6

I want to insert a key behind a given key in a OrdedDict.

Example:

my_orderded_dict=OrderedDict([('one', 1), ('three', 3)])

I want 'two' --> 2 to get into the right place.

In my case I need to update the OrdedDict in-place.

Background

SortedDict of Django (which has an insert()) gets removed: https://code.djangoproject.com/wiki/SortedDict

7
from collections import OrderedDict # SortedDict of Django gets removed: https://code.djangoproject.com/wiki/SortedDict

my_orderded_dict=OrderedDict([('one', 1), ('three', 3)])

new_orderded_dict=my_orderded_dict.__class__()
for key, value in my_orderded_dict.items():
    new_orderded_dict[key]=value
    if key=='one':
        new_orderded_dict['two']=2
my_orderded_dict.clear()
my_orderded_dict.update(new_orderded_dict)
print my_orderded_dict
  • this example code does successfully allow inserting new items in-place, however the code is prohibitively slow (as noted by @AshwiniChaudhary's answer) because the code creates a new collections.OrderedDict and then does a clear on the old dictionary then an update on the old OrderedDict (clearing the old dictionary and updating is expensive because clearing involves iterating and deleting all items. updating is expensive because it involves iterating over both the old/new and inserting.). – Trevor Boyd Smith Jun 7 '17 at 14:04
  • @TrevorBoydSmith feel free to update my code to a increase performance.

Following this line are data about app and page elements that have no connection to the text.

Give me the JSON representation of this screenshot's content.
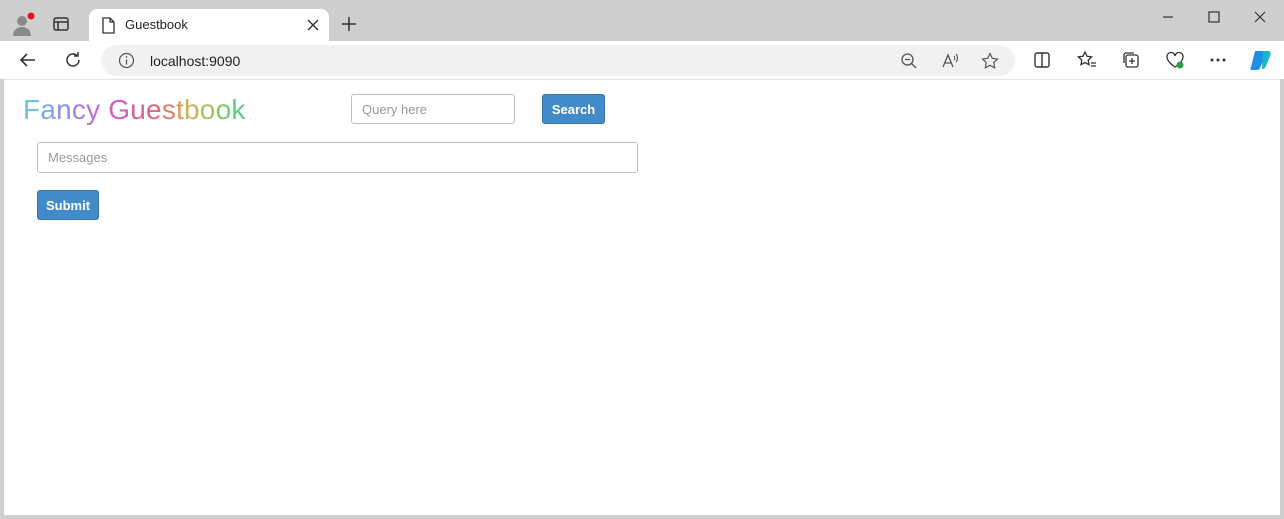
{
  "browser": {
    "tab_title": "Guestbook",
    "address": "localhost:9090"
  },
  "page": {
    "brand_letters": [
      {
        "ch": "F",
        "color": "#6fc3e0"
      },
      {
        "ch": "a",
        "color": "#7aa9e6"
      },
      {
        "ch": "n",
        "color": "#8c8fe6"
      },
      {
        "ch": "c",
        "color": "#a77fe0"
      },
      {
        "ch": "y",
        "color": "#b974d4"
      },
      {
        "ch": " ",
        "color": "#ffffff"
      },
      {
        "ch": "G",
        "color": "#cc63b8"
      },
      {
        "ch": "u",
        "color": "#d4609e"
      },
      {
        "ch": "e",
        "color": "#dc6a84"
      },
      {
        "ch": "s",
        "color": "#e07f6d"
      },
      {
        "ch": "t",
        "color": "#dc9a5d"
      },
      {
        "ch": "b",
        "color": "#c8b45a"
      },
      {
        "ch": "o",
        "color": "#a3c35c"
      },
      {
        "ch": "o",
        "color": "#7ccb6c"
      },
      {
        "ch": "k",
        "color": "#5fcc88"
      }
    ],
    "search_placeholder": "Query here",
    "search_button": "Search",
    "messages_placeholder": "Messages",
    "submit_button": "Submit"
  },
  "colors": {
    "button": "#428bca"
  }
}
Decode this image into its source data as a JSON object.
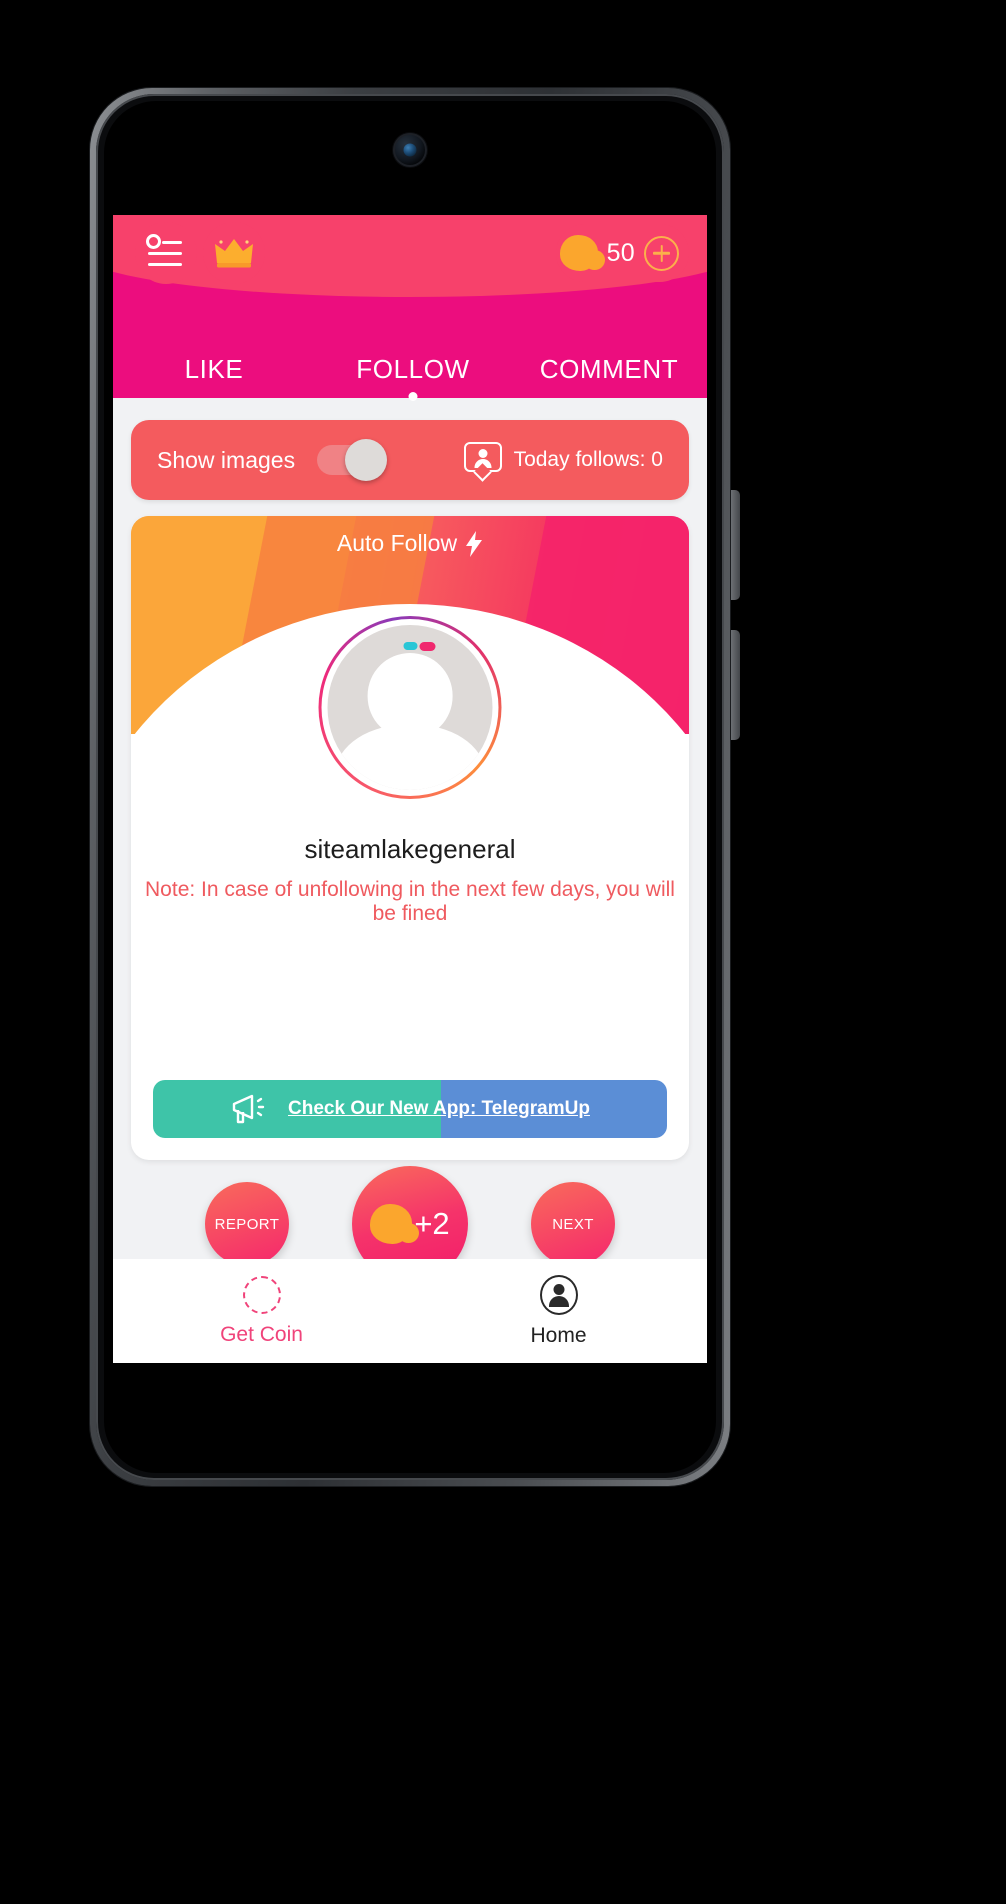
{
  "header": {
    "menu_icon": "hamburger-menu-icon",
    "crown_icon": "crown-icon",
    "coin_icon": "coin-icon",
    "coin_count": "50",
    "add_coin_icon": "plus-circle-icon",
    "bar_color": "#ec0d7e",
    "accent_color": "#f7416b"
  },
  "tabs": [
    {
      "label": "LIKE",
      "active": false
    },
    {
      "label": "FOLLOW",
      "active": true
    },
    {
      "label": "COMMENT",
      "active": false
    }
  ],
  "toggle_row": {
    "label": "Show images",
    "switch_state": "on",
    "stats_icon": "user-bubble-icon",
    "stats_label": "Today follows: 0",
    "background": "#f45b5e"
  },
  "card": {
    "hero_title": "Auto Follow",
    "hero_icon": "lightning-bolt-icon",
    "avatar_icon": "profile-placeholder-avatar",
    "username": "siteamlakegeneral",
    "note": "Note: In case of unfollowing in the next few days, you will be fined",
    "note_color": "#ef5a5f"
  },
  "promo": {
    "icon": "megaphone-icon",
    "text": "Check Our New App: TelegramUp",
    "left_color": "#3ec4a8",
    "right_color": "#5b8ed6"
  },
  "actions": {
    "report_label": "REPORT",
    "next_label": "NEXT",
    "main_coin_icon": "coin-icon",
    "main_amount": "+2"
  },
  "bottom_nav": [
    {
      "label": "Get Coin",
      "icon": "coin-circle-icon",
      "active": true
    },
    {
      "label": "Home",
      "icon": "home-person-icon",
      "active": false
    }
  ]
}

If you are unsure, write me your idea first. I will look at it. – guettli Jun 7 '17 at 15:40
  • I upvoted your solution :). I was only warning unsuspecting future persons who might not be aware of the the performance implications. (The "prohibitively slow" part isn't your implementation. Your implementation is good enough given the requirements and the ordered dictionary's API... so again nothing wrong with your limitation.) – Trevor Boyd Smith Jun 7 '17 at 19:12

Not the answer you're looking for? Browse other questions tagged or ask your own question.